You have to wonder why Universal didn't put these out themselves. Their Universal Monsters Legacy Collections are some of the nicest Blu-ray sets on the market. I wonder why they didn't just release these movies as a set like they did when they originally put them out on DVD in their Classic Sci-fi Ultimate Collections? That being said, Shout Factory did a great job on these and they might be even better than if Universal released them for one simple reason: Shout Factory owns the rights to Mystery Science Theater  so each of these releases doesn't just have a beautifully restored version of the film, you also get the Mystery Science Theater version of the movie as well. So the week I bought these, I ended up watching both films twice. Any movie release that gets you to watch it twice in one week is a good value. You get other bonus features like commentaries and trailers on these but the real icing on the cake is getting the two versions of the films. Both of them are pure weekend fun. The Mole People tells the story of archeologists exploring ancient ruins who are trapped in underground caverns by a cave-in. They eventually discover an ancient subterranean civilization that has been trapped there since Sumerian times. The lightless conditions have caused the entire race to become albinos and they are served by a slave race of subhuman "mole people." The appearance of the surface dwellers leads to chaos in the sunken civilization until the mole people rise up in a long overdue rebellion. The "mole people" in this film are some of the best monsters to ever come out of the fifties. Photos of their leering faces and claws were some of the most memorable images from that decade. The same holds true for The Deadly Mantis. A giant earthquake unleashes a humongous prehistoric preying mantis that has been frozen beneath the ice of the North Pole for millions of years. The creature starts heading south and since his old forms of prey are extinct he starts feeding on humans. He soon gets to the United States where he attacks cities like Washington D.C. before ending up in the Manhattan tunnel where the army plans a final showdown with the monster. Just as in the case of the Mole People, photos of the Deadly Mantis in the Manhattan tunnel filled the monster magazines of the era and were iconic atomic age pop culture images in their day. Even today these images resonate strongly as timeless examples of 1950s paranoia. These movies are tons of fun and both of them are worth checking out.

Relevant Tags
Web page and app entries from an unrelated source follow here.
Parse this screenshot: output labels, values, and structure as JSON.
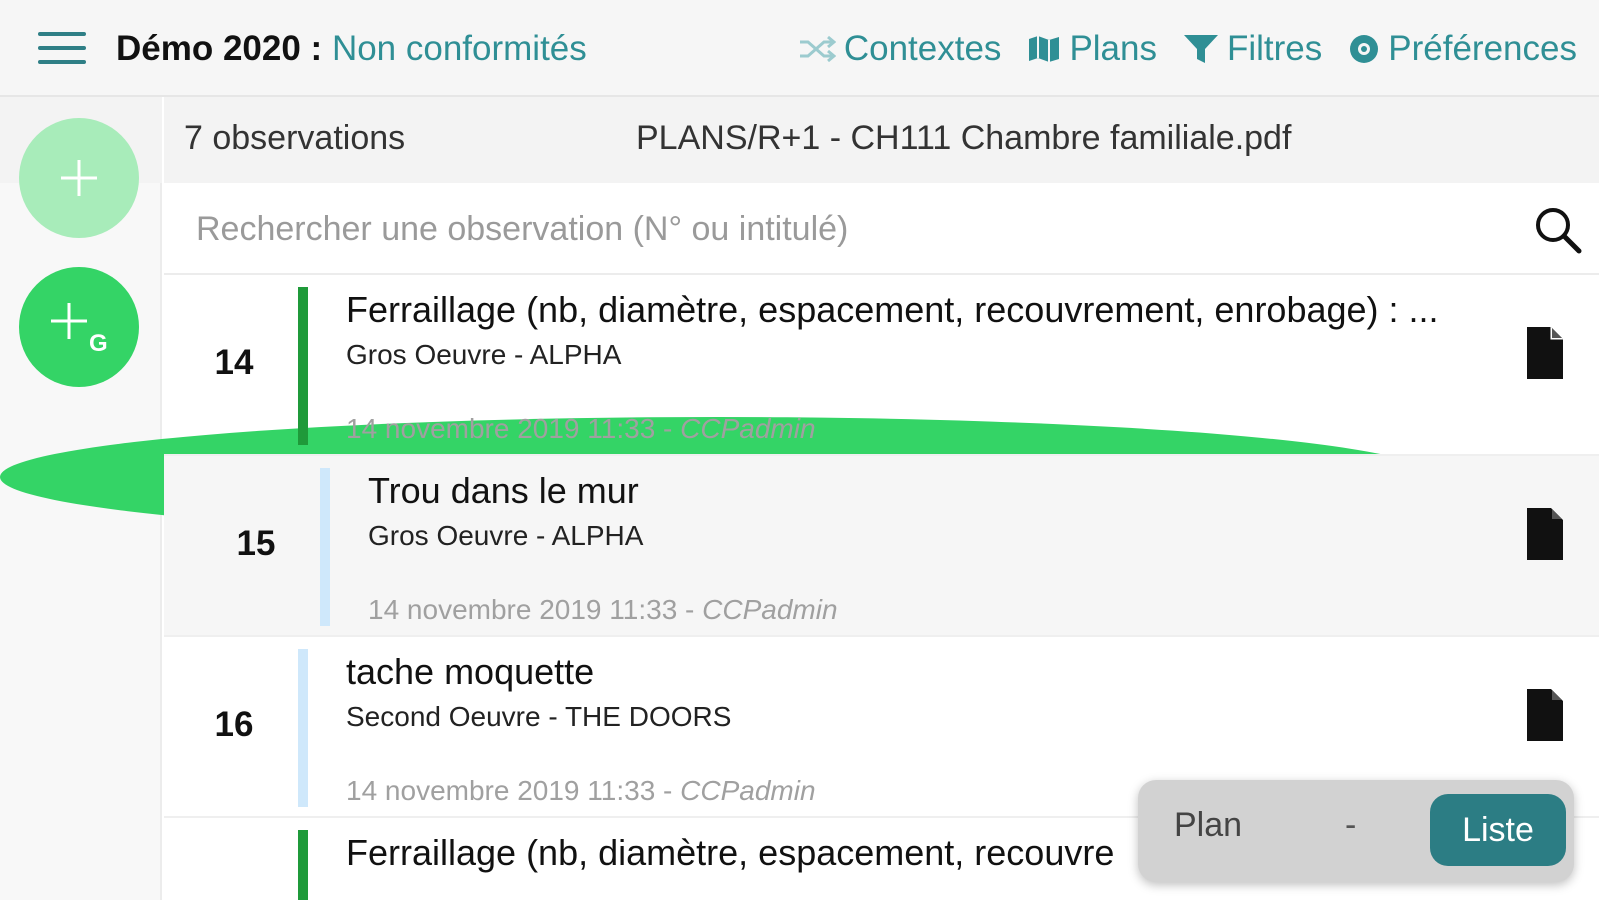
{
  "header": {
    "project": "Démo 2020",
    "separator": " : ",
    "module": "Non conformités",
    "nav": [
      {
        "label": "Contextes",
        "icon": "shuffle-icon"
      },
      {
        "label": "Plans",
        "icon": "map-icon"
      },
      {
        "label": "Filtres",
        "icon": "filter-icon"
      },
      {
        "label": "Préférences",
        "icon": "settings-icon"
      }
    ]
  },
  "rail": {
    "buttons": [
      {
        "icon": "plus-icon",
        "state": "disabled"
      },
      {
        "icon": "plus-g-icon",
        "badge": "G"
      },
      {
        "icon": "list-icon"
      }
    ]
  },
  "info": {
    "count": "7 observations",
    "file": "PLANS/R+1 - CH111 Chambre familiale.pdf"
  },
  "search": {
    "placeholder": "Rechercher une observation (N° ou intitulé)",
    "value": ""
  },
  "observations": [
    {
      "num": "14",
      "title": "Ferraillage (nb, diamètre, espacement, recouvrement, enrobage) : ...",
      "subtitle": "Gros Oeuvre - ALPHA",
      "date": "14 novembre 2019 11:33 - ",
      "user": "CCPadmin",
      "status_color": "#1f9a3a"
    },
    {
      "num": "15",
      "title": "Trou dans le mur",
      "subtitle": "Gros Oeuvre - ALPHA",
      "date": "14 novembre 2019 11:33 - ",
      "user": "CCPadmin",
      "status_color": "#cfe8fb"
    },
    {
      "num": "16",
      "title": "tache moquette",
      "subtitle": "Second Oeuvre - THE DOORS",
      "date": "14 novembre 2019 11:33 - ",
      "user": "CCPadmin",
      "status_color": "#cfe8fb"
    },
    {
      "num": "",
      "title": "Ferraillage (nb, diamètre, espacement, recouvre",
      "subtitle": "",
      "date": "",
      "user": "",
      "status_color": "#1f9a3a"
    }
  ],
  "toggle": {
    "plan": "Plan",
    "separator": "-",
    "liste": "Liste",
    "active": "Liste"
  },
  "colors": {
    "accent": "#2f8f95",
    "fab_green": "#34d466",
    "fab_disabled": "#a8ecba",
    "toggle_active": "#2c7d84"
  }
}
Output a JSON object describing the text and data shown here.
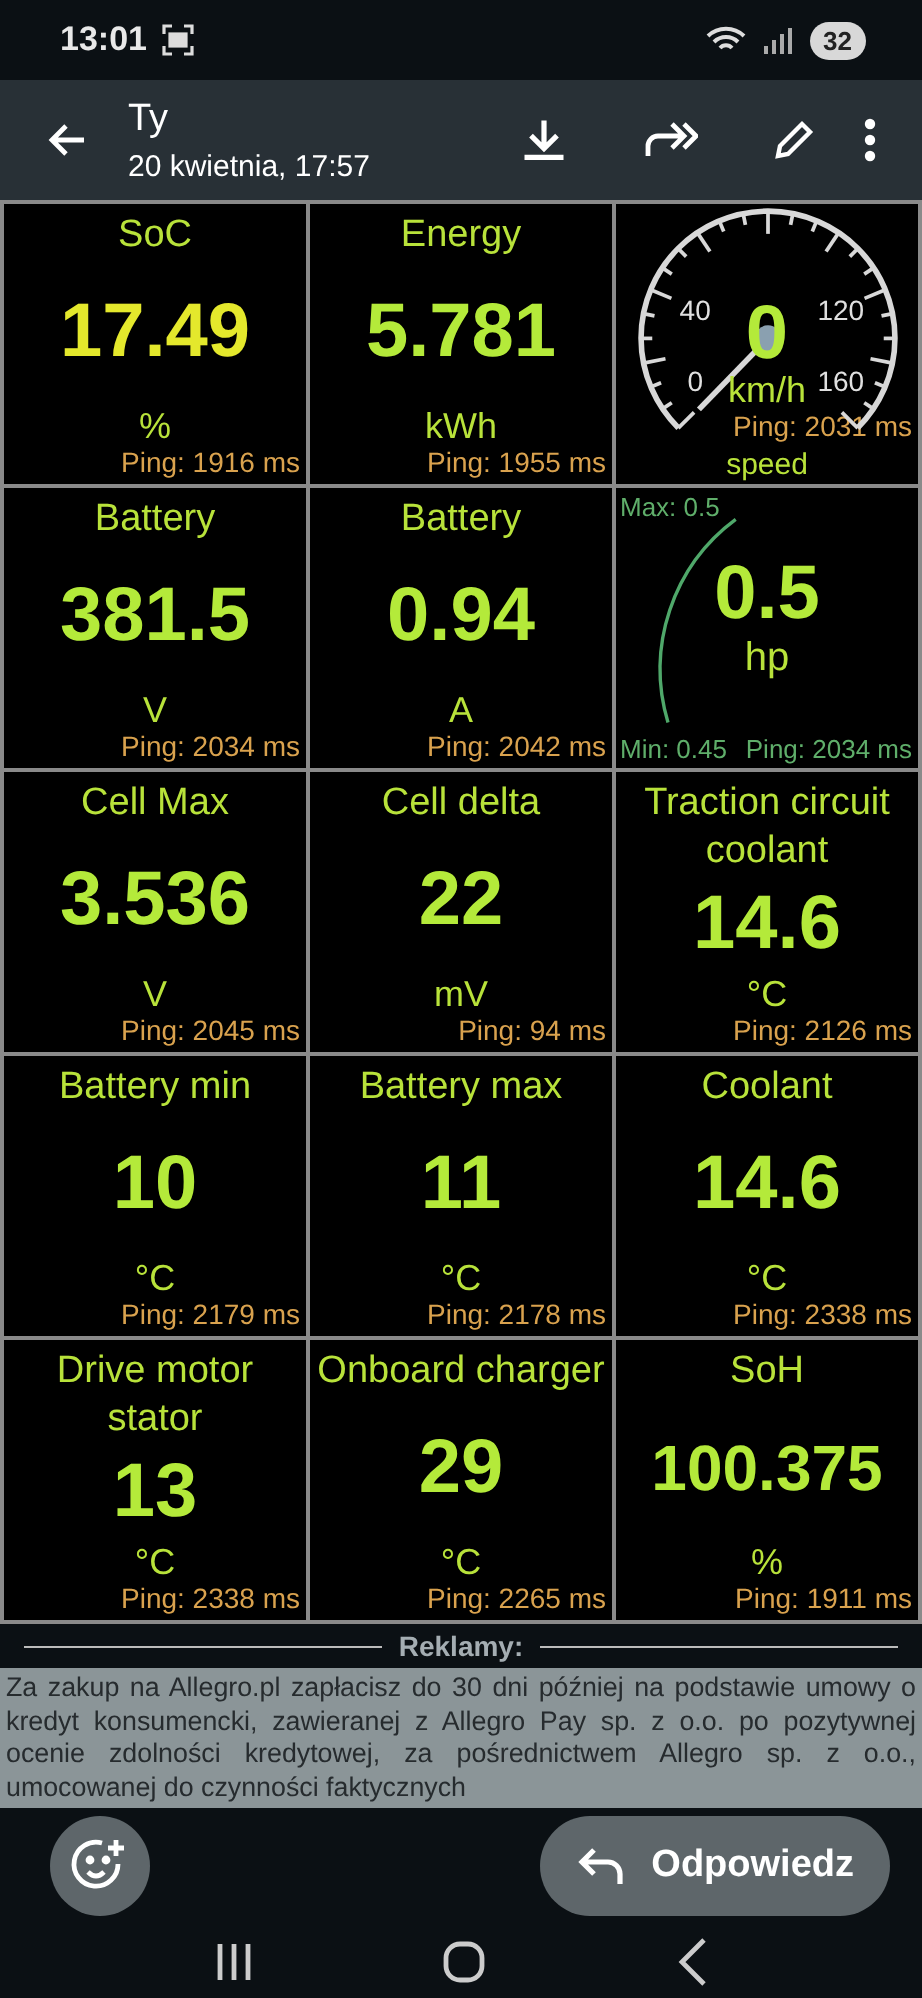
{
  "status_bar": {
    "time": "13:01",
    "battery": "32"
  },
  "viewer_header": {
    "sender": "Ty",
    "date": "20 kwietnia, 17:57"
  },
  "tiles": [
    {
      "kind": "value",
      "label": "SoC",
      "value": "17.49",
      "unit": "%",
      "ping": "Ping: 1916 ms",
      "color": "#e4e82c"
    },
    {
      "kind": "value",
      "label": "Energy",
      "value": "5.781",
      "unit": "kWh",
      "ping": "Ping: 1955 ms",
      "color": "#b4ea3a"
    },
    {
      "kind": "speed-gauge",
      "label": "speed",
      "value": "0",
      "unit": "km/h",
      "ping": "Ping: 2031 ms",
      "ticks": [
        "40",
        "120",
        "0",
        "160"
      ],
      "color": "#b4ea3a"
    },
    {
      "kind": "value",
      "label": "Battery",
      "value": "381.5",
      "unit": "V",
      "ping": "Ping: 2034 ms",
      "color": "#b4ea3a"
    },
    {
      "kind": "value",
      "label": "Battery",
      "value": "0.94",
      "unit": "A",
      "ping": "Ping: 2042 ms",
      "color": "#b4ea3a"
    },
    {
      "kind": "arc-gauge",
      "value": "0.5",
      "unit": "hp",
      "max": "Max: 0.5",
      "min": "Min: 0.45",
      "ping": "Ping: 2034 ms",
      "color": "#b4ea3a"
    },
    {
      "kind": "value",
      "label": "Cell Max",
      "value": "3.536",
      "unit": "V",
      "ping": "Ping: 2045 ms",
      "color": "#b4ea3a"
    },
    {
      "kind": "value",
      "label": "Cell delta",
      "value": "22",
      "unit": "mV",
      "ping": "Ping: 94 ms",
      "color": "#b4ea3a"
    },
    {
      "kind": "value",
      "label": "Traction circuit coolant",
      "value": "14.6",
      "unit": "°C",
      "ping": "Ping: 2126 ms",
      "color": "#b4ea3a"
    },
    {
      "kind": "value",
      "label": "Battery min",
      "value": "10",
      "unit": "°C",
      "ping": "Ping: 2179 ms",
      "color": "#b4ea3a"
    },
    {
      "kind": "value",
      "label": "Battery max",
      "value": "11",
      "unit": "°C",
      "ping": "Ping: 2178 ms",
      "color": "#b4ea3a"
    },
    {
      "kind": "value",
      "label": "Coolant",
      "value": "14.6",
      "unit": "°C",
      "ping": "Ping: 2338 ms",
      "color": "#b4ea3a"
    },
    {
      "kind": "value",
      "label": "Drive motor stator",
      "value": "13",
      "unit": "°C",
      "ping": "Ping: 2338 ms",
      "color": "#b4ea3a"
    },
    {
      "kind": "value",
      "label": "Onboard charger",
      "value": "29",
      "unit": "°C",
      "ping": "Ping: 2265 ms",
      "color": "#b4ea3a"
    },
    {
      "kind": "value",
      "label": "SoH",
      "value": "100.375",
      "unit": "%",
      "ping": "Ping: 1911 ms",
      "color": "#b4ea3a"
    }
  ],
  "ad": {
    "heading": "Reklamy:",
    "text": "Za zakup na Allegro.pl zapłacisz do 30 dni później na podstawie umowy o kredyt konsumencki, zawieranej z Allegro Pay sp. z o.o. po pozytywnej ocenie zdolności kredytowej, za pośrednictwem Allegro sp. z o.o., umocowanej do czynności faktycznych"
  },
  "reply_bar": {
    "reply": "Odpowiedz"
  }
}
Jon Longhi (27), Movie Moment (14), Cult Film (26), Cult Films (21), Film (184), Horror (213), Blu-rays (13), Monsters (15), Georges Melies (1), Silent Film (32), Mst3k (4), Mystery Science Theater 3000 (4)